Department of Public Works Superintendent Keith Brunell reported that his department completed 14 tree complaints and five signs. He said the Highway Department is busy filling in potholes. He also reported they addressed nine complaints of street lights and did nine in-house repairs of trucks.
He also reported that they removed six stumps and had a water main break on Sherman Avenue. Further, he said they are working with LIPA on tree complaints.
` He also reported that the water main was moved in preparation of the traffic light on Broad Street. He reported that the foundation was poured for the light.
Finally, he said they had three emergency calls; one being that a car went through the pool gates, a tree came down on Sherman and Willis Avenue and a fire siren poll fell on Marcellus and Gilmore went into the wires. We did all this in-house, he said.
Mayor Odierna said he had to thank the DPW crew and LIPA for the minimum tree damage sustained during a windstorm. He said it was due to the excellent preparation of the trees in expectation of such storms.
Residential building permits-2; no commercial building permits; residential plumbing permits -3; commercial plumbing permits-1; electrical licenses-15; carters and dumpsters licensing-4; landscaping-11; food and drink-5; oil tank permits-1; sign permit-1; Board of Appeals Application-1; street opening-1 totaling $12,345. Building permits-3; plumbing permits-8; notice of violation-10. He explained that those violations were just issued by him.
Collins said, "We still have a big problem of those who fail to comply with the garbage laws during holidays. Keith and I spend a lot of time driving around and taking garbage in and leaving violations on doors. Please, tell your neighbors we have to do something. All I ever hear is the quality of life in the village, it's terrible, but nobody works with each other."
Collins also reported he issued two building permits; one at Horton Highway and on Aster.
He also reported a fire on Hillside Avenue with a great response by the fire department.
Mayor Odierna said that he appealed, to Governor Paterson for some of the Federal Stimulus Funds money to repair the roads in Williston Park. He said the amount asked was for $1 million.
He added, "We are going to start in April with the Ackerman money to repair roads north of Hillside. Want to let you know we have written to everyone for funds. We are not letting it die."
Paul Ehrbar said, "In reading your Mayor's Corner you stated that streets have been neglected for years."
The mayor said, "The whole village hasn't been done. And those living south of Hillside have not been done ever."
Ehrbar said that the village has spent so much money doing engineers reports and yet no work has been done on the road.

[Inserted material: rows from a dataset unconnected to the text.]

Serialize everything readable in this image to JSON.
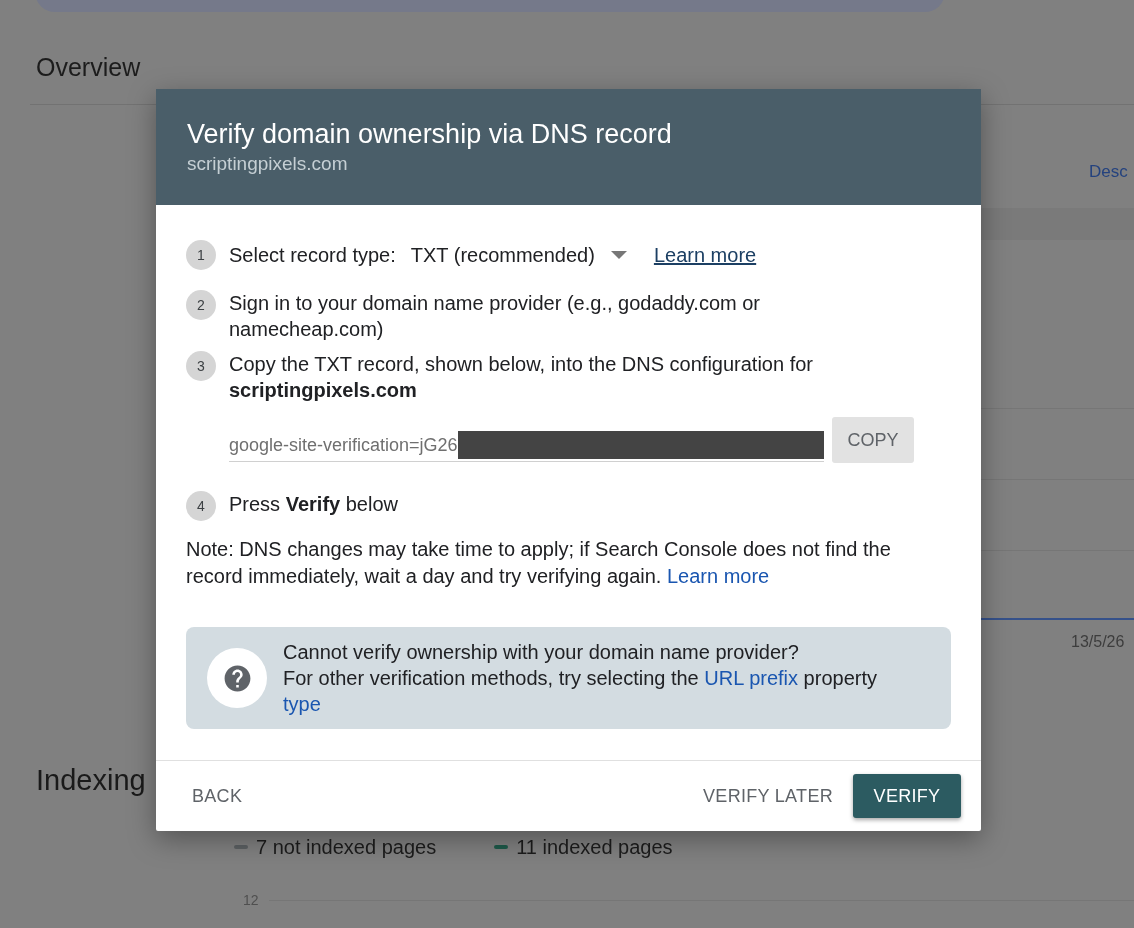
{
  "background": {
    "heading": "Overview",
    "top_right_link": "Desc",
    "date_label": "13/5/26",
    "section_heading": "Indexing",
    "legend": [
      {
        "label": "7 not indexed pages",
        "color": "#5c6063"
      },
      {
        "label": "11 indexed pages",
        "color": "#1e5a4a"
      }
    ],
    "y_tick": "12"
  },
  "dialog": {
    "title": "Verify domain ownership via DNS record",
    "subtitle": "scriptingpixels.com",
    "steps": [
      {
        "number": "1",
        "kind": "select",
        "label": "Select record type:",
        "value": "TXT (recommended)",
        "link": "Learn more"
      },
      {
        "number": "2",
        "kind": "text",
        "text": "Sign in to your domain name provider (e.g., godaddy.com or namecheap.com)"
      },
      {
        "number": "3",
        "kind": "record",
        "text": "Copy the TXT record, shown below, into the DNS configuration for **scriptingpixels.com**",
        "field": {
          "value": "google-site-verification=jG26",
          "redacted": true
        },
        "button": "COPY"
      },
      {
        "number": "4",
        "kind": "text",
        "text": "Press **Verify** below"
      }
    ],
    "note": {
      "text": "Note: DNS changes may take time to apply; if Search Console does not find the record immediately, wait a day and try verifying again.",
      "link": "Learn more"
    },
    "info": {
      "title": "Cannot verify ownership with your domain name provider?",
      "segments": [
        {
          "kind": "text",
          "text": "For other verification methods, try selecting the"
        },
        {
          "kind": "link",
          "text": "URL prefix"
        },
        {
          "kind": "text",
          "text": "property"
        },
        {
          "kind": "link",
          "text": "type"
        }
      ]
    },
    "footer": {
      "left": [
        {
          "label": "BACK",
          "kind": "text"
        }
      ],
      "right": [
        {
          "label": "VERIFY LATER",
          "kind": "text"
        },
        {
          "label": "VERIFY",
          "kind": "primary"
        }
      ]
    }
  }
}
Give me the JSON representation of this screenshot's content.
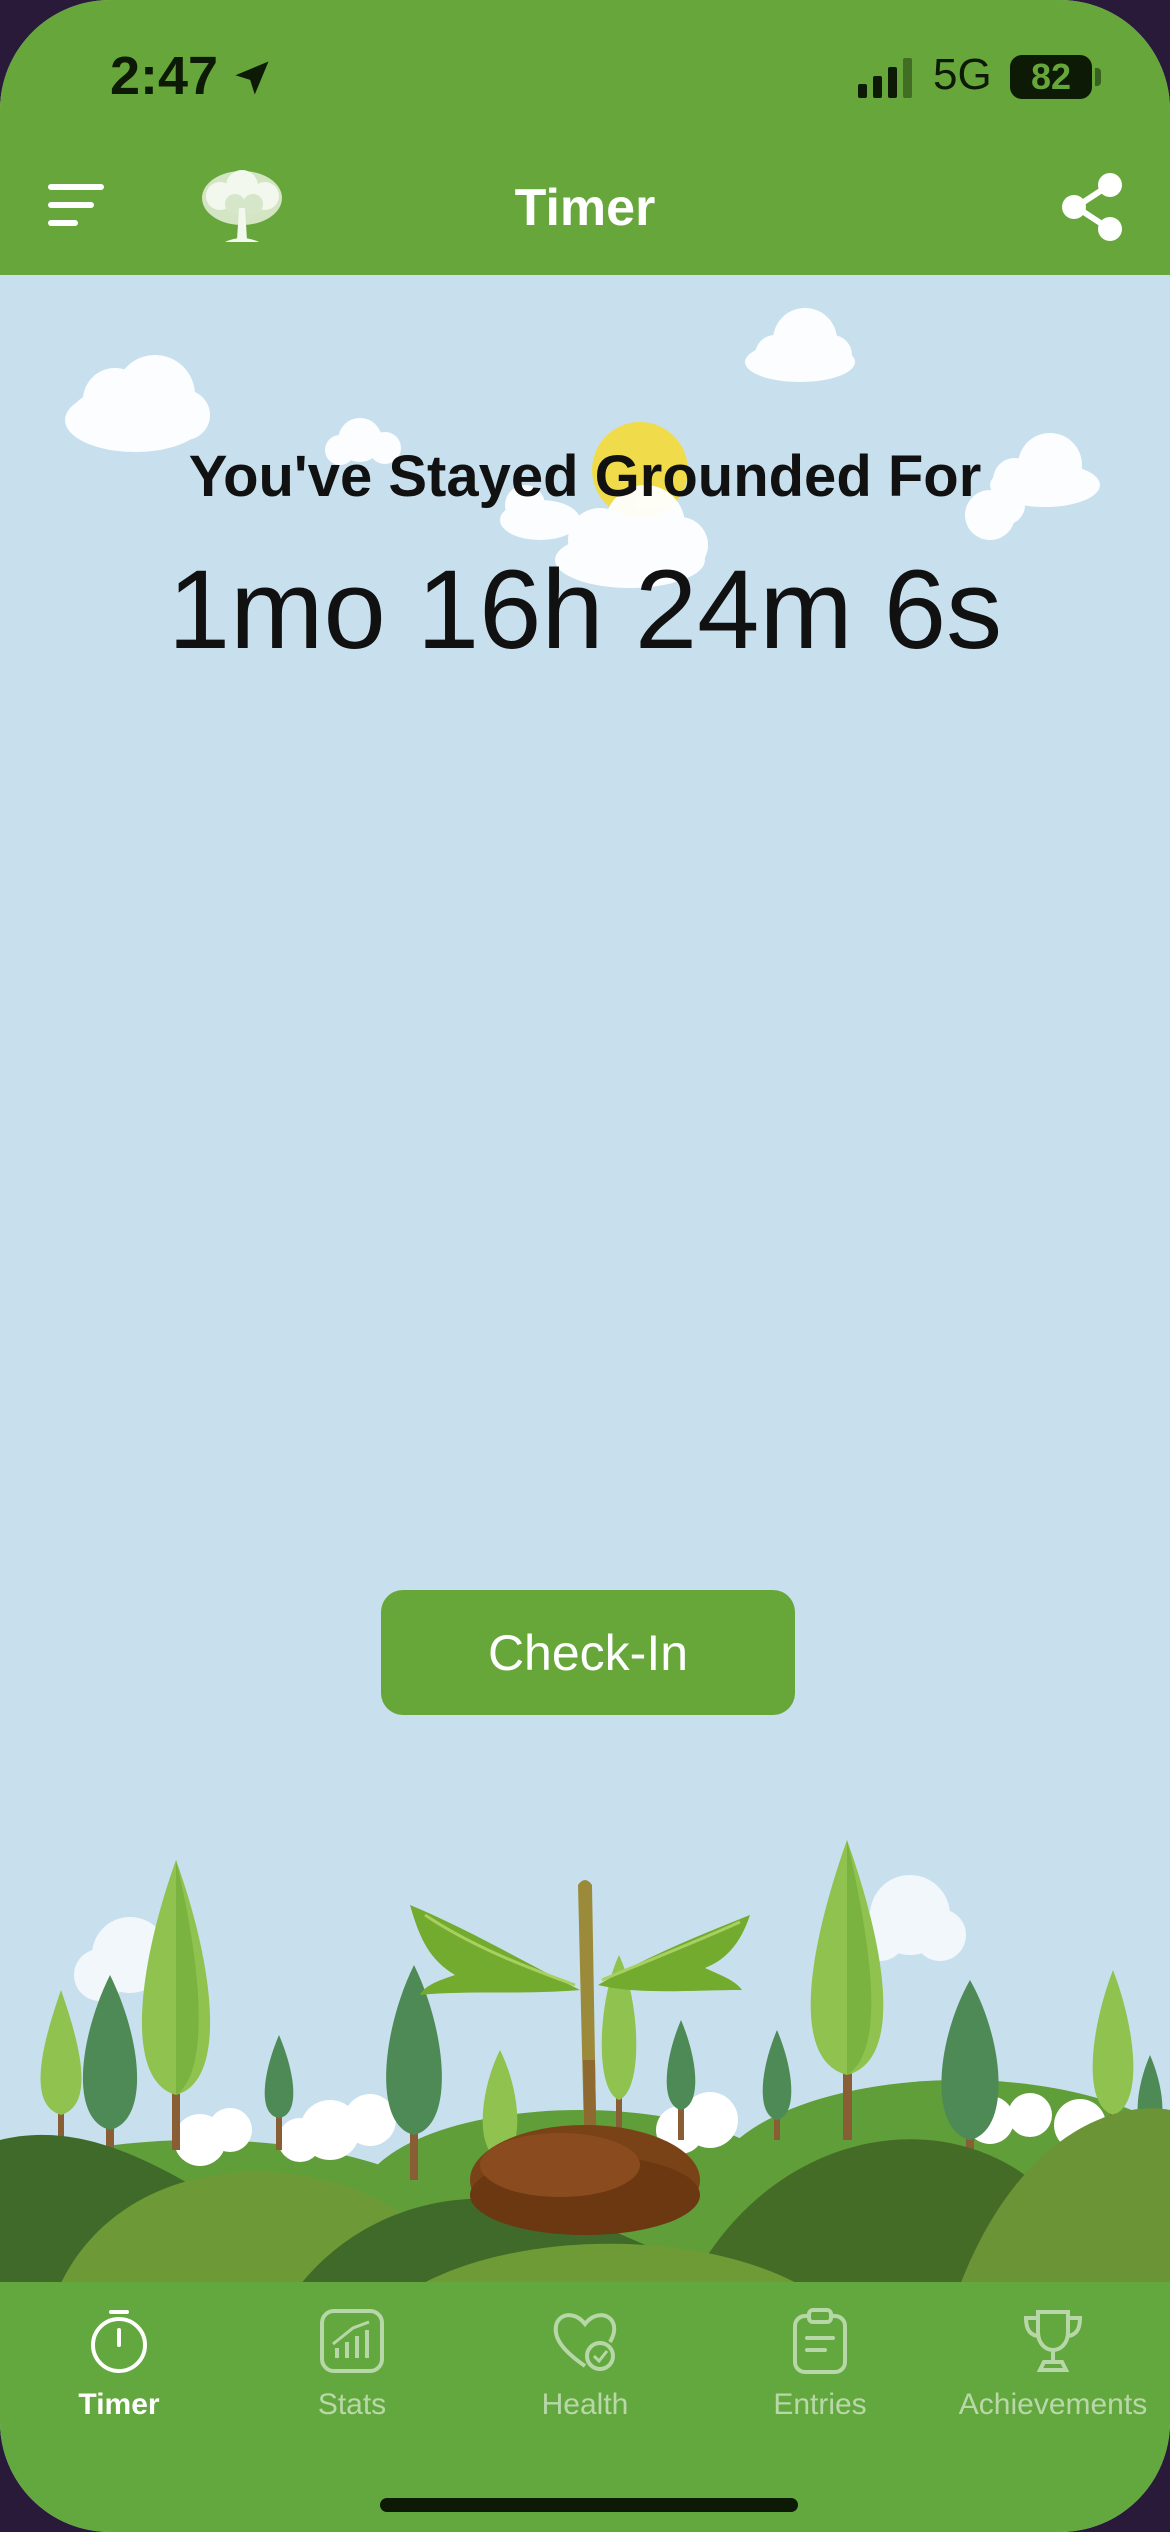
{
  "status_bar": {
    "time": "2:47",
    "network": "5G",
    "battery": "82"
  },
  "header": {
    "title": "Timer"
  },
  "main": {
    "headline": "You've Stayed Grounded For",
    "duration": "1mo 16h 24m 6s",
    "checkin_label": "Check-In"
  },
  "tabbar": {
    "tabs": [
      {
        "label": "Timer",
        "icon": "stopwatch-icon",
        "active": true
      },
      {
        "label": "Stats",
        "icon": "chart-icon",
        "active": false
      },
      {
        "label": "Health",
        "icon": "heart-check-icon",
        "active": false
      },
      {
        "label": "Entries",
        "icon": "clipboard-icon",
        "active": false
      },
      {
        "label": "Achievements",
        "icon": "trophy-icon",
        "active": false
      }
    ]
  },
  "colors": {
    "header_green": "#66a63a",
    "sky": "#c8e0ee",
    "tabbar_green": "#63a83e",
    "button_green": "#67a739"
  }
}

The mayor said that all the paperwork takes a tremendous amount of time. He said, "What you have to do is go back to the state department who is holding and each time we do that they say we have to do more. So we have to go through all the steps. The engineering report and the streets we had outlined were not the worst streets, so it's unfair to say nothing has been done. Work has been done."
Ehrbar said, "It's been three years since you received the grant money."
Odierna said, "When you use government monies it takes time when you are dealing with the DOT.
Secretary Colleen Carboine explained that every time she sends paperwork, in, the state sends it back. She said they said you can't do 20 streets for $1 million, so the engineers had to come back in and find the worst streets and submit those to the state. Then she said there is a new state law that demands that the village hires an arborist and have that person go to every tree on that street that is to be repaired to see if they could be removed or trimmed and that cost the village another $5,000.
She said, "We do have an arborist, but he's not certified by the state so the engineers had to get an arborist that was certified."
The very long meeting finally came to an end. The next meeting will be held on March 16 at 8 p.m. and that will be, as mentioned before, the same night the Rental Registration hearing will be resumed.